- PROBLEM DESCRIPTION: From the listing below, copy each line that contains the word "page".

_ _ _ _ _

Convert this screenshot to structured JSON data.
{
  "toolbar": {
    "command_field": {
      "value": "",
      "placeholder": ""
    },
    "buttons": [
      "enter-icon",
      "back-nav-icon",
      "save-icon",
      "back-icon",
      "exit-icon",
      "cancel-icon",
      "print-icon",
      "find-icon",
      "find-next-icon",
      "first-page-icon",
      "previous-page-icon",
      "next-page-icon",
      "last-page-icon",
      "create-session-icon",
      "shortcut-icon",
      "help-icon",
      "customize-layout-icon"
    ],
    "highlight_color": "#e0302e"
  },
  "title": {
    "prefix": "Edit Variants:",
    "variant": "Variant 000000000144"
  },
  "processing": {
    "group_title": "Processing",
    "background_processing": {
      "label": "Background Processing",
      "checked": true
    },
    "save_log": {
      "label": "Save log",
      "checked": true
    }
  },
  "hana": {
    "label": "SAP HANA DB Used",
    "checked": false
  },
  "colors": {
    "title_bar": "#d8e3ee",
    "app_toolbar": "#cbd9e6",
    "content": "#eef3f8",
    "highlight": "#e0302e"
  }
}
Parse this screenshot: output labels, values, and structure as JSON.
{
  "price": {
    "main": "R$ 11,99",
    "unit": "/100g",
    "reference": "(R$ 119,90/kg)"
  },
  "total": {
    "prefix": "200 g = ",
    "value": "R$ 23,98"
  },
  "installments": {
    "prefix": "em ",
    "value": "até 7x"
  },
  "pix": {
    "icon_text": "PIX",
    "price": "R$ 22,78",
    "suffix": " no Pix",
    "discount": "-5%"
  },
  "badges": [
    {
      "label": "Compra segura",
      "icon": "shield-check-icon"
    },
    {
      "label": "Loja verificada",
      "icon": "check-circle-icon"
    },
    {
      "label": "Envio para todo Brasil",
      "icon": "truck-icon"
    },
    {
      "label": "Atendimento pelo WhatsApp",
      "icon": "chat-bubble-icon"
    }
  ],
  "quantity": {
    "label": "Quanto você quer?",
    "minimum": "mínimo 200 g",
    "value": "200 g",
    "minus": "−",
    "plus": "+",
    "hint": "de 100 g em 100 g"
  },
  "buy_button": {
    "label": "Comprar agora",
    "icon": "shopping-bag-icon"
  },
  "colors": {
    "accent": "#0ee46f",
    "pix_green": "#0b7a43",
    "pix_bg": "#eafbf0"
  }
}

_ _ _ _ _

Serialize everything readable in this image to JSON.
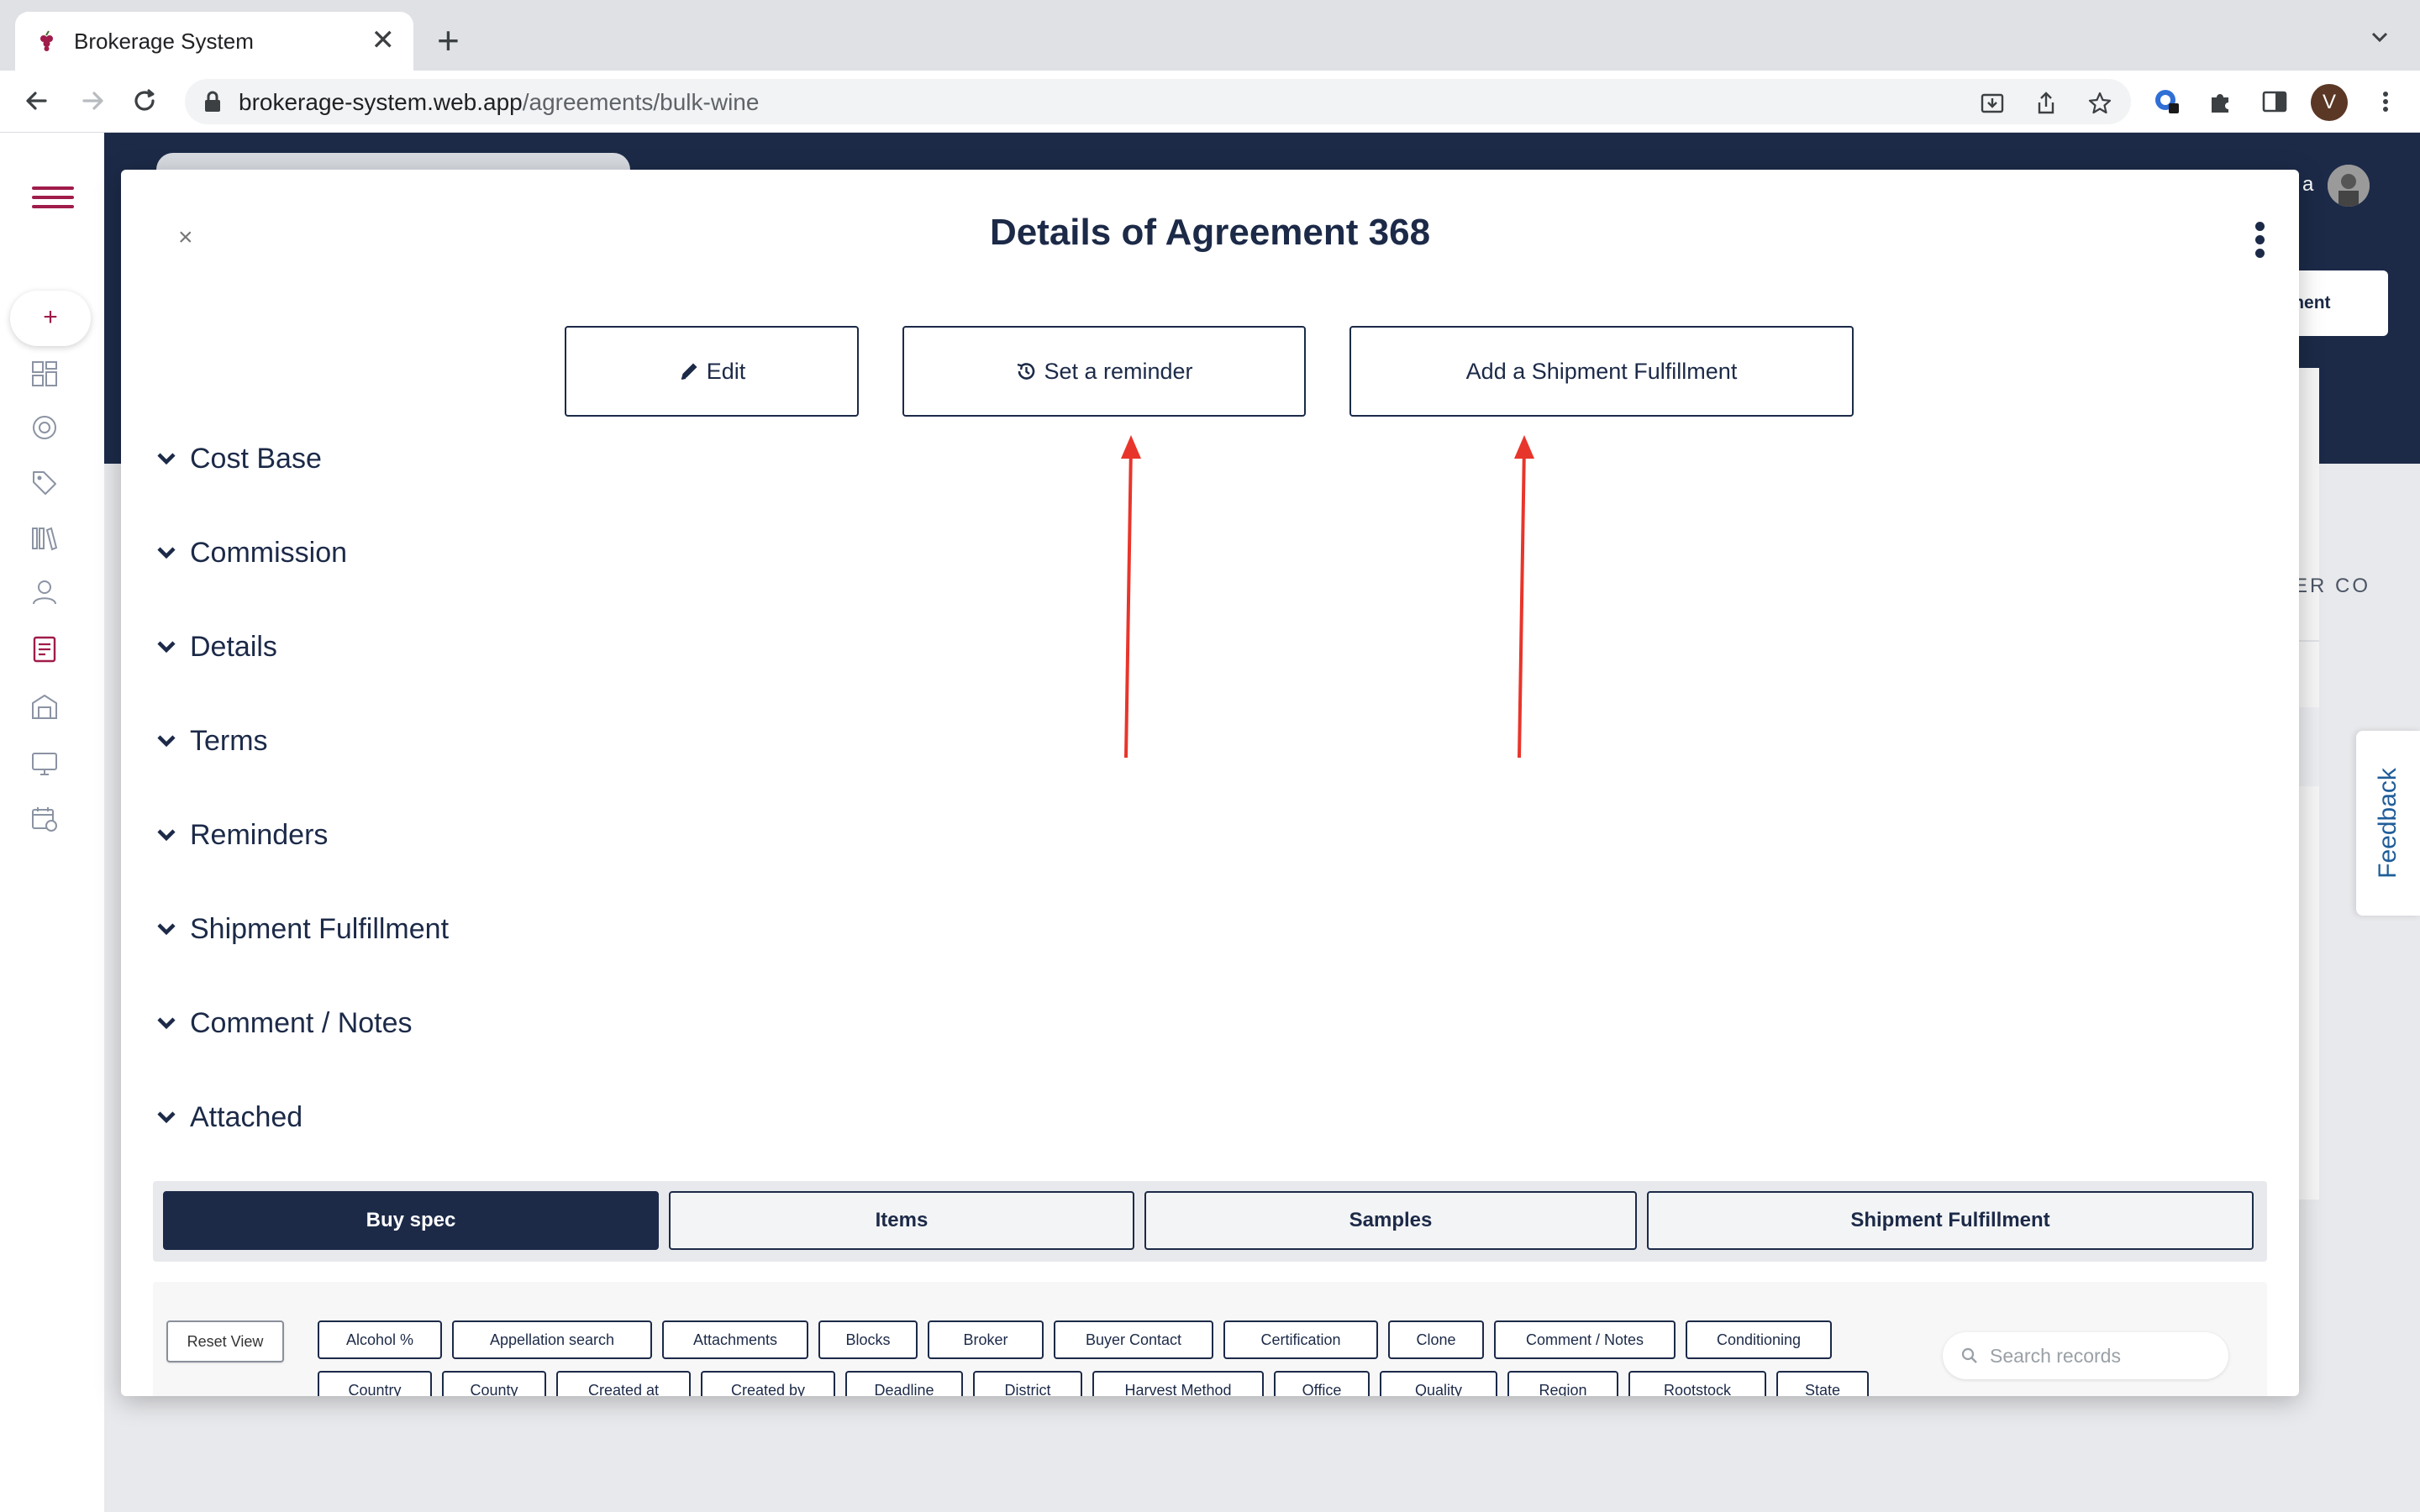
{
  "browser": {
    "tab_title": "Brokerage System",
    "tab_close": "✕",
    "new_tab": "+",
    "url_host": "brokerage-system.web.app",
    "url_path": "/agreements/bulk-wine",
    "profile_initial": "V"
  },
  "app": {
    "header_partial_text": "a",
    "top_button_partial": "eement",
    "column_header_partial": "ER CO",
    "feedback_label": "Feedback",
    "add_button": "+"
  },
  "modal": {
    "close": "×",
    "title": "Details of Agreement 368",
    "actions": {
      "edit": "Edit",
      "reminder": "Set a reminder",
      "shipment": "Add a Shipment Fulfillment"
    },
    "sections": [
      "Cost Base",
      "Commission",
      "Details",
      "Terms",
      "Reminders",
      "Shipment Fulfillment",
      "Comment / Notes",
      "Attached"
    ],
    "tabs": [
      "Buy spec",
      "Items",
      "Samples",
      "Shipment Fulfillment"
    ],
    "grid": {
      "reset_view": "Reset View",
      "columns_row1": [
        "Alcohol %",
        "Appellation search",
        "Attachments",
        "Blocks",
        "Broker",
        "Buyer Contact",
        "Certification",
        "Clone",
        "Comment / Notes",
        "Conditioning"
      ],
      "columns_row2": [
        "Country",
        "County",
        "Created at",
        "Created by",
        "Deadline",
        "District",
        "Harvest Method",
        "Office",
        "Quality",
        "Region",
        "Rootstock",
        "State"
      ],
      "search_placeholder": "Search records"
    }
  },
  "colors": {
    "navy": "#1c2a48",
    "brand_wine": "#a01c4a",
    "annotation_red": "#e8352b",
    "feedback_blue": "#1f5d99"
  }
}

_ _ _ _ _

- TASK OUTPUT:
      "first-page-icon",
      "previous-page-icon",
      "next-page-icon",
      "last-page-icon",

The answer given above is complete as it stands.